**Work required:**
Please return the records below exactly as they appear, leaving every picture out.

**Dataset entries:**
◆ ◆ ◆ ◆ ◆ ◆ ◆

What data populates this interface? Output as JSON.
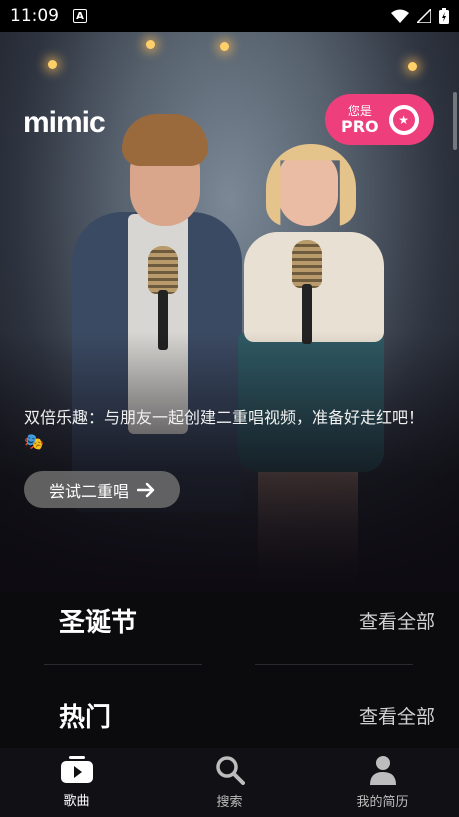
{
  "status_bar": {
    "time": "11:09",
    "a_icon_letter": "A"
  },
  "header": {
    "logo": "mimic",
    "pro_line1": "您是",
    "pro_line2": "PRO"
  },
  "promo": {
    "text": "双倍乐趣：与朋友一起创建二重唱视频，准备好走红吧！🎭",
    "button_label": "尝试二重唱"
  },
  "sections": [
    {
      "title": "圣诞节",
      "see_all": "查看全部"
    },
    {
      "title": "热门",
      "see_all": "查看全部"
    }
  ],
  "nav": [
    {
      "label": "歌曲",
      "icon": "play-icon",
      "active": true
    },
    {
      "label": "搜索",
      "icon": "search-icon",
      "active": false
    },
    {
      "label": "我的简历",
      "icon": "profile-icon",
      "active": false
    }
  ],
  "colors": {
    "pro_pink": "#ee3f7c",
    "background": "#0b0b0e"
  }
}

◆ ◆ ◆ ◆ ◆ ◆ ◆

**Answer space:**
What data populates this interface? Output as JSON.
{
  "status_bar": {
    "time": "11:09",
    "a_icon_letter": "A"
  },
  "header": {
    "logo": "mimic",
    "pro_line1": "您是",
    "pro_line2": "PRO"
  },
  "promo": {
    "text": "双倍乐趣：与朋友一起创建二重唱视频，准备好走红吧！🎭",
    "button_label": "尝试二重唱"
  },
  "sections": [
    {
      "title": "圣诞节",
      "see_all": "查看全部"
    },
    {
      "title": "热门",
      "see_all": "查看全部"
    }
  ],
  "nav": [
    {
      "label": "歌曲",
      "icon": "play-icon",
      "active": true
    },
    {
      "label": "搜索",
      "icon": "search-icon",
      "active": false
    },
    {
      "label": "我的简历",
      "icon": "profile-icon",
      "active": false
    }
  ],
  "colors": {
    "pro_pink": "#ee3f7c",
    "background": "#0b0b0e"
  }
}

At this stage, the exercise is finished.